The report also mentioned the solar power plant in Poland. The China-Central and Eastern Europe Investment Cooperation Fund invested in it and acquired it. In February, the plant’s first batch of four projects were officially completed and connected to the grid after one year of construction. Poland’s Minister of Climate and Environment Michał Kurtyka said, “By 2040, half of Poland’s installed power generation capacity should have zero-emissions. We very much hope that Chinese companies actively participate in the development of Poland’s clean energy industry and look for mutually beneficial and win-win cooperation opportunities.”

Source: People’s Daily, June 3, 2021

Italian Parliament Condemned China’s Human Rights

The Foreign Affairs Committee of the lower house of the Italian Parliament, the Chamber of Deputies, passed a motion on May 26 expressing its strongest condemnation of “the various human rights violations that China has committed against its ethnic minorities and religious groups.” It called on China to grant the UN High Commissioner access to “re-education camps” in Xinjiang. The resolution from the parliament of the first European country who joined China’s “Belt and Road Initiative” certainly dealt a blow to China.

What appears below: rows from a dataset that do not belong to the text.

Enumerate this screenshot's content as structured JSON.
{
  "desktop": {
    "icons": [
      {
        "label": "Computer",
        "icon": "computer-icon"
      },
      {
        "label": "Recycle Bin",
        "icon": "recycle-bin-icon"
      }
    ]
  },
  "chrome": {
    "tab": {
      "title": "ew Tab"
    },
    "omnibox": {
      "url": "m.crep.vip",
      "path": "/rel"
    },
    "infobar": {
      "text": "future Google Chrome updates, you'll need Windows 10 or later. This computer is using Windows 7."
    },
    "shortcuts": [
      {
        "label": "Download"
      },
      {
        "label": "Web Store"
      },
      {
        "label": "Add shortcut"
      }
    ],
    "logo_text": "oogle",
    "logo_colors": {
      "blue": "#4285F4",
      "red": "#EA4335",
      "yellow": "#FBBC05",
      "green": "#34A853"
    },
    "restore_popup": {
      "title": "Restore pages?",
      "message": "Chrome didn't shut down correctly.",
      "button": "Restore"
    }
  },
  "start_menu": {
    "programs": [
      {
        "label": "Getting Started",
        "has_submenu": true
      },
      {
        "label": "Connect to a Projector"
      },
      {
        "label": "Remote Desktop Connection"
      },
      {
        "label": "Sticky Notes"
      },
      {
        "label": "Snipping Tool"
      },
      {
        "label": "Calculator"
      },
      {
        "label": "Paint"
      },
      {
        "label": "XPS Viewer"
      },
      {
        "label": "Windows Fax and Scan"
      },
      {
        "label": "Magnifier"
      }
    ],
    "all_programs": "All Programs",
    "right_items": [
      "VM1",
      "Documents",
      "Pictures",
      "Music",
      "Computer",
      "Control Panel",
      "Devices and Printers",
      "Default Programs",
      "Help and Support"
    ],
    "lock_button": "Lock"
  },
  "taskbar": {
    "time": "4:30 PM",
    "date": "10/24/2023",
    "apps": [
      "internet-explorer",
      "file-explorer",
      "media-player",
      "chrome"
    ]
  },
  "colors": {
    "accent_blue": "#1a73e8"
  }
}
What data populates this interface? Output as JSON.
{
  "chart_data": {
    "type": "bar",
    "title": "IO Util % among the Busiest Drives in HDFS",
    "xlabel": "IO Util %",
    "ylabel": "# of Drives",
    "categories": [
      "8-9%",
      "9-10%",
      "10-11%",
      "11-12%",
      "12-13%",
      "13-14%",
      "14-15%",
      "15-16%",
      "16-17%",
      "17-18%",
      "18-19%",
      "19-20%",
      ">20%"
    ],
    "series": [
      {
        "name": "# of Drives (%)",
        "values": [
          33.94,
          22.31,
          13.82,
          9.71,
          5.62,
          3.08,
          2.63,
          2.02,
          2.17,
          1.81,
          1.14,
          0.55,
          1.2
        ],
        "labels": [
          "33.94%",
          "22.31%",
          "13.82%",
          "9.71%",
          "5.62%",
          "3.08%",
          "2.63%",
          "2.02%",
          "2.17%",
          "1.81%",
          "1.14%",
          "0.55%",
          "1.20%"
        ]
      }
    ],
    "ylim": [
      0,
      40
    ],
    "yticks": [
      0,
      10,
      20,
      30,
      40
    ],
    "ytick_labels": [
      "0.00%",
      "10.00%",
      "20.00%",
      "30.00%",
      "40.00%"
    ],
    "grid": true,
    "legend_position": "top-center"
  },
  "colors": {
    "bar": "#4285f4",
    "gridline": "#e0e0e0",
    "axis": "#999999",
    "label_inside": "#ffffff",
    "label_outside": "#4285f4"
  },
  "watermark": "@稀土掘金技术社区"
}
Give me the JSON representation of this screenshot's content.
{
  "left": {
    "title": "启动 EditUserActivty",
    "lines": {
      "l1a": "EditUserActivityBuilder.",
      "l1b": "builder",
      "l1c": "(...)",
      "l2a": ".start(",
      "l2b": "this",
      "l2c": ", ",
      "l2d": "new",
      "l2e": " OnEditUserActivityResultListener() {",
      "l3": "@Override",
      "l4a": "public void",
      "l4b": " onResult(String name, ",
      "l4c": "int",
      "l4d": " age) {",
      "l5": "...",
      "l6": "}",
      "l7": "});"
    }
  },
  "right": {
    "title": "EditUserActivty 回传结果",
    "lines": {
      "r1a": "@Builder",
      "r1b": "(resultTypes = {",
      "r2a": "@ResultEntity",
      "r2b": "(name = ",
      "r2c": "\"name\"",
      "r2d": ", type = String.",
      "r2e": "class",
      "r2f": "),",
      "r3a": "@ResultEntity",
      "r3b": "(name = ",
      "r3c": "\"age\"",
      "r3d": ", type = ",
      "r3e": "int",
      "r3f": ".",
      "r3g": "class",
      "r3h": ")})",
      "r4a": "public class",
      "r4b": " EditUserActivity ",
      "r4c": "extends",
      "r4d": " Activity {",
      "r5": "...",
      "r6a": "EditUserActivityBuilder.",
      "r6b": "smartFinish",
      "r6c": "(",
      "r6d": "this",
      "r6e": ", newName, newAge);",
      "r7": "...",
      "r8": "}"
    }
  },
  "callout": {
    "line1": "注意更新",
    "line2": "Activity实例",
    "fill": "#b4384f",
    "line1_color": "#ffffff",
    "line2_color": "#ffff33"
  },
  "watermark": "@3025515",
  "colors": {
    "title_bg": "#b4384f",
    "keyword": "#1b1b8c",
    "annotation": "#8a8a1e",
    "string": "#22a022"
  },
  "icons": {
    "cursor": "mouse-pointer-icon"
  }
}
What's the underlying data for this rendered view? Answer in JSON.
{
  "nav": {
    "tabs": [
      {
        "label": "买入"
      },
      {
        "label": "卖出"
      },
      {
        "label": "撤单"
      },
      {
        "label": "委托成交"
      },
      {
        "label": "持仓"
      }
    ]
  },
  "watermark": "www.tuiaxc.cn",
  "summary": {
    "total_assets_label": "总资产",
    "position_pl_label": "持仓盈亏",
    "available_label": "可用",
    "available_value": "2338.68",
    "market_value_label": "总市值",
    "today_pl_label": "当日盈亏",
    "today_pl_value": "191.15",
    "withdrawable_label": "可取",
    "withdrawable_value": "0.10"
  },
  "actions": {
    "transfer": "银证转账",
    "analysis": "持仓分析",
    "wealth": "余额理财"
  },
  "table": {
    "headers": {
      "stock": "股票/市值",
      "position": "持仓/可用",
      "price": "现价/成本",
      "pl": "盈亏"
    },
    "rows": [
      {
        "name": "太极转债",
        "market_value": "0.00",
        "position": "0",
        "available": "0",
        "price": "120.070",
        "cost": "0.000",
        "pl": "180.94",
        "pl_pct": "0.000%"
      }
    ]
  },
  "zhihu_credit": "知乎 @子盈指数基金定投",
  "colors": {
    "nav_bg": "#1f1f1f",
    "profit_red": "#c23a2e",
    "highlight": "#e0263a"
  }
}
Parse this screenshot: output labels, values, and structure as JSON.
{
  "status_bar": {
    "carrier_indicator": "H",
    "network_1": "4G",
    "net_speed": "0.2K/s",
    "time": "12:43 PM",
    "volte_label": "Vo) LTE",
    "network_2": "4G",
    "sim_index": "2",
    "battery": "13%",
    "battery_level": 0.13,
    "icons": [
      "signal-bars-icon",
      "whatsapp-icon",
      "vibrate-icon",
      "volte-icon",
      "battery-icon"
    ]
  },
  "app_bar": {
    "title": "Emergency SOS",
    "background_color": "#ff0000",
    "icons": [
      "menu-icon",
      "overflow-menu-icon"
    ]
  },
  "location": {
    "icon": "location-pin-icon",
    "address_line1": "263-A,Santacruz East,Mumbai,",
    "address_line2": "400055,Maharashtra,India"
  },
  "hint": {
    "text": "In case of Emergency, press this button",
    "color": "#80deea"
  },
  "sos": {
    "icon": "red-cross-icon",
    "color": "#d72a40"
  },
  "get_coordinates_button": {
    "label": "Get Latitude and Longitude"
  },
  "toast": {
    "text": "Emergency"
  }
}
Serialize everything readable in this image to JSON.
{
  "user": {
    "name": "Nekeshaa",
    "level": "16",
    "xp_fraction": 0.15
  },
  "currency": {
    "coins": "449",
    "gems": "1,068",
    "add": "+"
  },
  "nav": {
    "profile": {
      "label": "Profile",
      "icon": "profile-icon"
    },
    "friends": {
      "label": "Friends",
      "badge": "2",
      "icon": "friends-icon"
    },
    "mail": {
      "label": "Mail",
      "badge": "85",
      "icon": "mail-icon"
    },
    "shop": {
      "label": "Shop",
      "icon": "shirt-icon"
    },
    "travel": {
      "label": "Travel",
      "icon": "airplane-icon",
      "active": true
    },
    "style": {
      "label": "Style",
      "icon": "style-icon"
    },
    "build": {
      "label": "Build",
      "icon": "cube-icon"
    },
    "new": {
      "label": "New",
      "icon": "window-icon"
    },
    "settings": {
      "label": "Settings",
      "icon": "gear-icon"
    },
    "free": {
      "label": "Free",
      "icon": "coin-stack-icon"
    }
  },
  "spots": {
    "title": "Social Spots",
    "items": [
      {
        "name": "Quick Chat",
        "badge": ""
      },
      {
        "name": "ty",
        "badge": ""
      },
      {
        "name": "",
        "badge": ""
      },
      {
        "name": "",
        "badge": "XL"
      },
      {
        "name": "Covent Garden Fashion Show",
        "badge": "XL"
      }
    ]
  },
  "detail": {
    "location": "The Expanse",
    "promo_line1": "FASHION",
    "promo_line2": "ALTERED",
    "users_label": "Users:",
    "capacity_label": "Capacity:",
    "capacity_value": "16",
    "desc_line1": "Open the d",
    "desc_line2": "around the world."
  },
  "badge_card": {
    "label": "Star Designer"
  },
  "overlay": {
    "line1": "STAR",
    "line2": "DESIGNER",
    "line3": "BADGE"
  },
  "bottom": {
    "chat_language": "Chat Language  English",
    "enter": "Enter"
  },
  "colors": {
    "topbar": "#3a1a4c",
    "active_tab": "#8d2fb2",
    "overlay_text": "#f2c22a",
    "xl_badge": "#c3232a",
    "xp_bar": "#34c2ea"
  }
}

The motion shows that the pro-China trade and economic policy of the former Italian government has begun to falter. In particular, since he became prime minister in February this year, Mario Draghi, the former president of the European Central Bank, has come to the forefront of the European Union’s efforts to strengthen its tough stance on China. Draghi had recently invoked its so-called Golden Power to block China’s takeover of a semiconductor firm in Italy.

The Chamber of Deputies did not adopt the use of the term “genocide”, which has been used by the Canadian and U.S. governments. In Europe, the British Parliament first proposed to adopt the finding that the Chinese government’s serious and systematic violations against the Uighurs in Xinjiang were genocide. Because the discussion of “genocide” caused a serious political division, the motion ultimately chose to avoid the word.

The motion calls on the Draghi government and EU partner countries to take a “firm stand” against China’s human rights abuses in Xinjiang, which include illegal birth control, the repression of religious freedom, forced labor in detention camp factories, arbitrary detention and the use of digital technology for surveillance purposes.

Laura Harth, campaign director of Safeguard Defenders, a human rights non-governmental organization, told Radio Free Asia, “The bill was debated in Parliament and the media made a big deal out of it. Before it was very difficult to discuss the Uighur issue in Italy, but the epidemic from China has significantly changed the attitude of the MP’s.”

Italy, single-handedly signing the “Belt and Road Memorandum” with Beijing among EU member states, has been seen as an important bridgehead for China to conquer EU. The Italian public began to see the other side of China upon the outbreak of the epidemic, as well as from receiving the fake news spread by Chinese diplomats on Twitter, claiming that Italians were grateful for Chinese aid and were playing the Chinese national anthem. In March, Deputy Foreign Minister Marina Sereni summoned the Chinese Ambassador to protest against the sanctions that  China imposed on several European parliamentarians and to reiterate Italy’s position in defense of human rights and freedoms.

Source: Radio Free Asia, May 31, 2021